The soft, non-cognitive curriculum is neither soft, nor non-cognitive, nor a curriculum.
One afternoon I met a fifth grade teacher grading papers and writing report cards in a café. When I greeted him he didn’t say “Hi,” but waving Maya’s report card in the air said: “Now this is what a model student looks like.”
“What’s so great?” I asked.
“Maya always loves a challenge.”
“What about all the other items on the report card?”
“If you take on challenges, everything else falls into place. Her academic strengths and weaknesses don’t really matter that much.”
Research continues to show what this teacher and other practitioners have known for many decades; i.e. that measures of academic achievement are not the predictors of success. Rather the predictors of success are a set of skills that many today are calling (improperly) “soft skills” or “non-cognitive skills.”
In Mind in the Making, for instance, Ellen Galinsky presents “The Seven Essential Life Skills Every Child Needs.” Looking at the Table of Contents one finds one can’t argue. If we were hiring—for whatever occupation—we would want someone who could (1) focus and control themselves, (2) take other perspectives, (3) make connections, (4) communicate, (5) think critically, (6) take on challenges, and (7) love learning. Whether you are playing four square on the playground or working with a partner in the science lab, whether you are a salesperson or the marketing director of a corporation, an administrator or an administrative assistant, a board member or a parent volunteer, these skills are essential. If you were looking for partners for a project, you would want them to have these abilities.
Indeed, “everything else falls into place” for those who love a challenge because the ability to take on challenges is centered in the decision-making center of the brain along with the other six abilities. Each of these seven skillsets is a manifestation of a well-developed prefrontal cortex, the part of the brain that makes choices, sets goals, designs solutions, makes hypotheses, tests them, and makes judgments about truth, beauty and justice.
In a third grade class in Johns Hill School most of the children are at their desks writing, but one group of students who finished their work are sitting on the floor at the back of the room playing a game with 20 white dice each of which has a different word on each of its six faces. Bailey has just made a sentence: “the cute wife gave a soft laugh.” But two of the other players dispute it as a valid sentence. Janice insists that “soft laugh” doesn’t quite work. Henry, the scorekeeper tends to think Janice has a point and suggests that Bailey could make it work if it were “the soft wife gave a cute laugh.” All four immediately agree and Henry puts a seven in Bailey’s column on the scorecard.
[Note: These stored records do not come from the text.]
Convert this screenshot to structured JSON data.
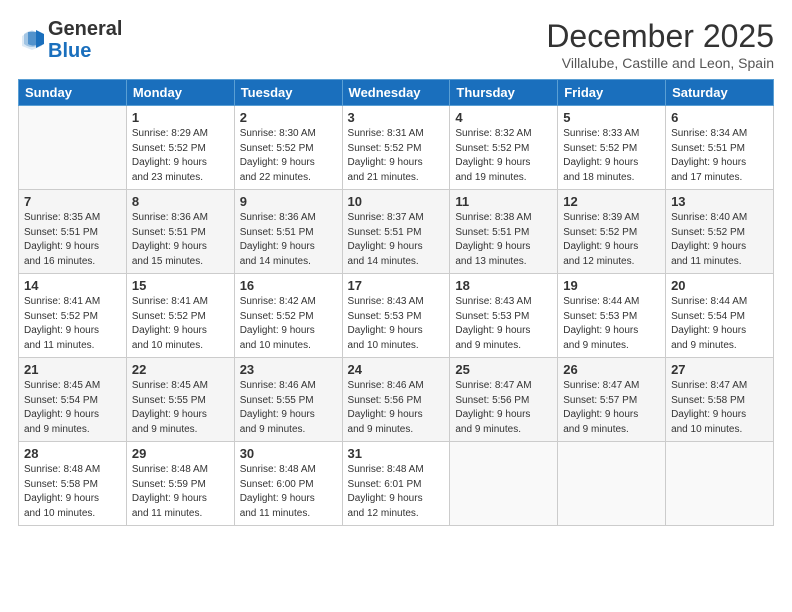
{
  "logo": {
    "text_general": "General",
    "text_blue": "Blue"
  },
  "header": {
    "month": "December 2025",
    "location": "Villalube, Castille and Leon, Spain"
  },
  "days_of_week": [
    "Sunday",
    "Monday",
    "Tuesday",
    "Wednesday",
    "Thursday",
    "Friday",
    "Saturday"
  ],
  "weeks": [
    [
      {
        "num": "",
        "info": ""
      },
      {
        "num": "1",
        "info": "Sunrise: 8:29 AM\nSunset: 5:52 PM\nDaylight: 9 hours\nand 23 minutes."
      },
      {
        "num": "2",
        "info": "Sunrise: 8:30 AM\nSunset: 5:52 PM\nDaylight: 9 hours\nand 22 minutes."
      },
      {
        "num": "3",
        "info": "Sunrise: 8:31 AM\nSunset: 5:52 PM\nDaylight: 9 hours\nand 21 minutes."
      },
      {
        "num": "4",
        "info": "Sunrise: 8:32 AM\nSunset: 5:52 PM\nDaylight: 9 hours\nand 19 minutes."
      },
      {
        "num": "5",
        "info": "Sunrise: 8:33 AM\nSunset: 5:52 PM\nDaylight: 9 hours\nand 18 minutes."
      },
      {
        "num": "6",
        "info": "Sunrise: 8:34 AM\nSunset: 5:51 PM\nDaylight: 9 hours\nand 17 minutes."
      }
    ],
    [
      {
        "num": "7",
        "info": "Sunrise: 8:35 AM\nSunset: 5:51 PM\nDaylight: 9 hours\nand 16 minutes."
      },
      {
        "num": "8",
        "info": "Sunrise: 8:36 AM\nSunset: 5:51 PM\nDaylight: 9 hours\nand 15 minutes."
      },
      {
        "num": "9",
        "info": "Sunrise: 8:36 AM\nSunset: 5:51 PM\nDaylight: 9 hours\nand 14 minutes."
      },
      {
        "num": "10",
        "info": "Sunrise: 8:37 AM\nSunset: 5:51 PM\nDaylight: 9 hours\nand 14 minutes."
      },
      {
        "num": "11",
        "info": "Sunrise: 8:38 AM\nSunset: 5:51 PM\nDaylight: 9 hours\nand 13 minutes."
      },
      {
        "num": "12",
        "info": "Sunrise: 8:39 AM\nSunset: 5:52 PM\nDaylight: 9 hours\nand 12 minutes."
      },
      {
        "num": "13",
        "info": "Sunrise: 8:40 AM\nSunset: 5:52 PM\nDaylight: 9 hours\nand 11 minutes."
      }
    ],
    [
      {
        "num": "14",
        "info": "Sunrise: 8:41 AM\nSunset: 5:52 PM\nDaylight: 9 hours\nand 11 minutes."
      },
      {
        "num": "15",
        "info": "Sunrise: 8:41 AM\nSunset: 5:52 PM\nDaylight: 9 hours\nand 10 minutes."
      },
      {
        "num": "16",
        "info": "Sunrise: 8:42 AM\nSunset: 5:52 PM\nDaylight: 9 hours\nand 10 minutes."
      },
      {
        "num": "17",
        "info": "Sunrise: 8:43 AM\nSunset: 5:53 PM\nDaylight: 9 hours\nand 10 minutes."
      },
      {
        "num": "18",
        "info": "Sunrise: 8:43 AM\nSunset: 5:53 PM\nDaylight: 9 hours\nand 9 minutes."
      },
      {
        "num": "19",
        "info": "Sunrise: 8:44 AM\nSunset: 5:53 PM\nDaylight: 9 hours\nand 9 minutes."
      },
      {
        "num": "20",
        "info": "Sunrise: 8:44 AM\nSunset: 5:54 PM\nDaylight: 9 hours\nand 9 minutes."
      }
    ],
    [
      {
        "num": "21",
        "info": "Sunrise: 8:45 AM\nSunset: 5:54 PM\nDaylight: 9 hours\nand 9 minutes."
      },
      {
        "num": "22",
        "info": "Sunrise: 8:45 AM\nSunset: 5:55 PM\nDaylight: 9 hours\nand 9 minutes."
      },
      {
        "num": "23",
        "info": "Sunrise: 8:46 AM\nSunset: 5:55 PM\nDaylight: 9 hours\nand 9 minutes."
      },
      {
        "num": "24",
        "info": "Sunrise: 8:46 AM\nSunset: 5:56 PM\nDaylight: 9 hours\nand 9 minutes."
      },
      {
        "num": "25",
        "info": "Sunrise: 8:47 AM\nSunset: 5:56 PM\nDaylight: 9 hours\nand 9 minutes."
      },
      {
        "num": "26",
        "info": "Sunrise: 8:47 AM\nSunset: 5:57 PM\nDaylight: 9 hours\nand 9 minutes."
      },
      {
        "num": "27",
        "info": "Sunrise: 8:47 AM\nSunset: 5:58 PM\nDaylight: 9 hours\nand 10 minutes."
      }
    ],
    [
      {
        "num": "28",
        "info": "Sunrise: 8:48 AM\nSunset: 5:58 PM\nDaylight: 9 hours\nand 10 minutes."
      },
      {
        "num": "29",
        "info": "Sunrise: 8:48 AM\nSunset: 5:59 PM\nDaylight: 9 hours\nand 11 minutes."
      },
      {
        "num": "30",
        "info": "Sunrise: 8:48 AM\nSunset: 6:00 PM\nDaylight: 9 hours\nand 11 minutes."
      },
      {
        "num": "31",
        "info": "Sunrise: 8:48 AM\nSunset: 6:01 PM\nDaylight: 9 hours\nand 12 minutes."
      },
      {
        "num": "",
        "info": ""
      },
      {
        "num": "",
        "info": ""
      },
      {
        "num": "",
        "info": ""
      }
    ]
  ]
}
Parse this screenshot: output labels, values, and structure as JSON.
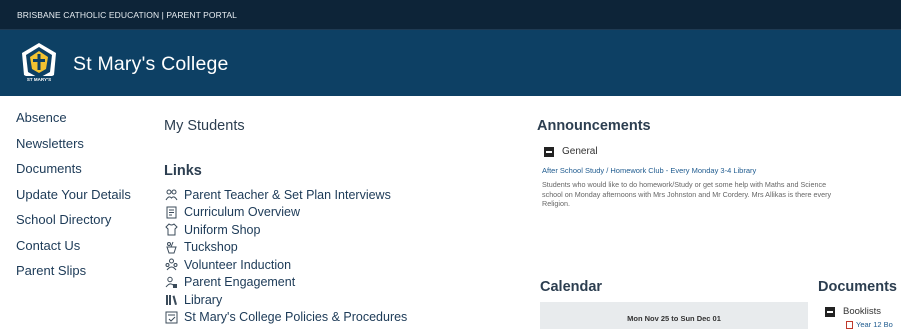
{
  "header": {
    "portal_label": "BRISBANE CATHOLIC EDUCATION | PARENT PORTAL",
    "college_name": "St Mary's College",
    "crest_text": "ST MARY'S"
  },
  "nav": {
    "items": [
      {
        "label": "Absence"
      },
      {
        "label": "Newsletters"
      },
      {
        "label": "Documents"
      },
      {
        "label": "Update Your Details"
      },
      {
        "label": "School Directory"
      },
      {
        "label": "Contact Us"
      },
      {
        "label": "Parent Slips"
      }
    ]
  },
  "students": {
    "heading": "My Students"
  },
  "links": {
    "heading": "Links",
    "items": [
      {
        "label": "Parent Teacher & Set Plan Interviews",
        "icon": "people-icon"
      },
      {
        "label": "Curriculum Overview",
        "icon": "document-icon"
      },
      {
        "label": "Uniform Shop",
        "icon": "shirt-icon"
      },
      {
        "label": "Tuckshop",
        "icon": "food-icon"
      },
      {
        "label": "Volunteer Induction",
        "icon": "group-icon"
      },
      {
        "label": "Parent Engagement",
        "icon": "person-badge-icon"
      },
      {
        "label": "Library",
        "icon": "books-icon"
      },
      {
        "label": "St Mary's College Policies & Procedures",
        "icon": "policy-icon"
      }
    ]
  },
  "announcements": {
    "heading": "Announcements",
    "category": "General",
    "title": "After School Study / Homework Club - Every Monday 3-4 Library",
    "body_lines": [
      "Students who would like to do homework/Study or get some help with Maths and Science",
      "school on Monday afternoons with Mrs Johnston and Mr Cordery. Mrs Allikas is there every",
      "Religion."
    ]
  },
  "calendar": {
    "heading": "Calendar",
    "range": "Mon Nov 25 to Sun Dec 01"
  },
  "documents": {
    "heading": "Documents",
    "category": "Booklists",
    "sub_item": "Year 12 Bo"
  },
  "colors": {
    "topbar": "#0d2438",
    "banner": "#0d4064",
    "link": "#1c3a57"
  }
}
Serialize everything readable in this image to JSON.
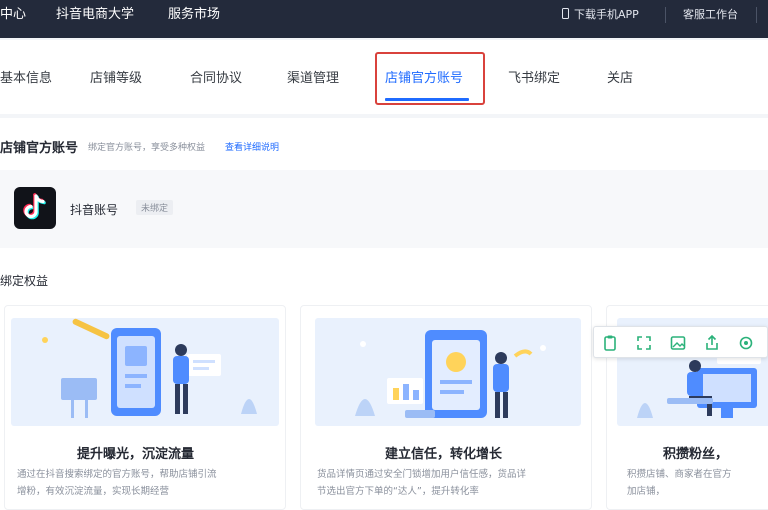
{
  "topbar": {
    "nav": [
      "中心",
      "抖音电商大学",
      "服务市场"
    ],
    "download_app": "下载手机APP",
    "workbench": "客服工作台"
  },
  "tabs": [
    {
      "label": "基本信息",
      "active": false
    },
    {
      "label": "店铺等级",
      "active": false
    },
    {
      "label": "合同协议",
      "active": false
    },
    {
      "label": "渠道管理",
      "active": false
    },
    {
      "label": "店铺官方账号",
      "active": true
    },
    {
      "label": "飞书绑定",
      "active": false
    },
    {
      "label": "关店",
      "active": false
    }
  ],
  "section": {
    "title": "店铺官方账号",
    "subtitle": "绑定官方账号，享受多种权益",
    "link": "查看详细说明"
  },
  "account": {
    "name": "抖音账号",
    "status": "未绑定",
    "logo_icon": "tiktok-logo-icon"
  },
  "bind_benefits_title": "绑定权益",
  "benefits": [
    {
      "title": "提升曝光，沉淀流量",
      "desc": [
        "通过在抖音搜索绑定的官方账号，帮助店铺引流",
        "增粉，有效沉淀流量，实现长期经营"
      ]
    },
    {
      "title": "建立信任，转化增长",
      "desc": [
        "货品详情页通过安全门锁增加用户信任感，货品详",
        "节选出官方下单的“达人”，提升转化率"
      ]
    },
    {
      "title": "积攒粉丝，",
      "desc": [
        "积攒店铺、商家者在官方",
        "加店铺，"
      ]
    }
  ],
  "toolbar_icons": [
    "clipboard-icon",
    "fullscreen-icon",
    "image-icon",
    "share-icon",
    "settings-icon"
  ],
  "colors": {
    "topbar_bg": "#232a3b",
    "accent": "#1f6bff",
    "highlight": "#d9423c",
    "toolbar_icon": "#2bb27a"
  }
}
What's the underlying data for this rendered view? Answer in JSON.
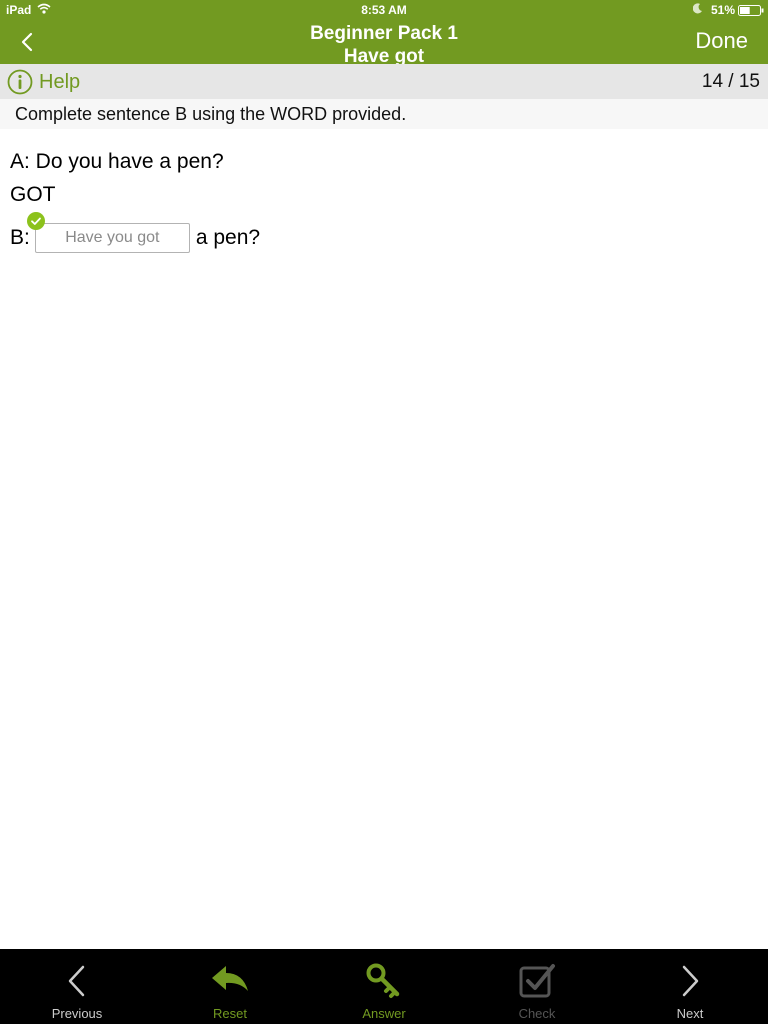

Henry rolls the dice and starts a new sentence. Janice says, “The subject’s fine, but what’s the predicate?” All four of them suggest possibilities to Henry who eventually comes up with “I like to hear your face laugh” before the sand finishes running through the three minute timer.
The game progresses gracefully through constant conflict:
“You can’t flip the dice to other sides to find other words.”
“I’ll give you 3 for the first three words, because that’s a sentence, but the rest doesn’t make sense.”
“Bailey’s in the lead. 7 + 10 = 17.”
“You don’t know that; we haven’t totaled everything yet.”
The ability of these children to collaborate is remarkable. Rarely have I seen a group of adults disagree as often as these four 8-year-olds in such a friendly, mutually supportive way. Each child is a decision-maker in competition with three other decision-makers, and nobody gets mad.
Taking on challenges, controlling yourself, changing perspective, connecting, communicating, thinking critically, and creative learning—these Seven C’s are at least as important as the 3 R’s, and there’s nothing “soft” or “non-cognitive” about them. It’s time to call them The Hard Curriculum. The state tests evaluate schools based on the written curriculum, but life and the students evaluate schools on their ability to deliver The Hard Curriculum because the latter is what makes the difference between success and failure in life.
Whether the written curriculum uses the common core standards of the current educational reform effort or the No-Child-Left-Behind standards of the last one doesn’t really matter much, because mastering The Hard Curriculum does not depend on what is taught, but how it is taught. Moreover, you can’t teach to this test because the pre-frontal cortex builds its capacity while engaged in self-directed, internally motivated problem-solving and decision-making.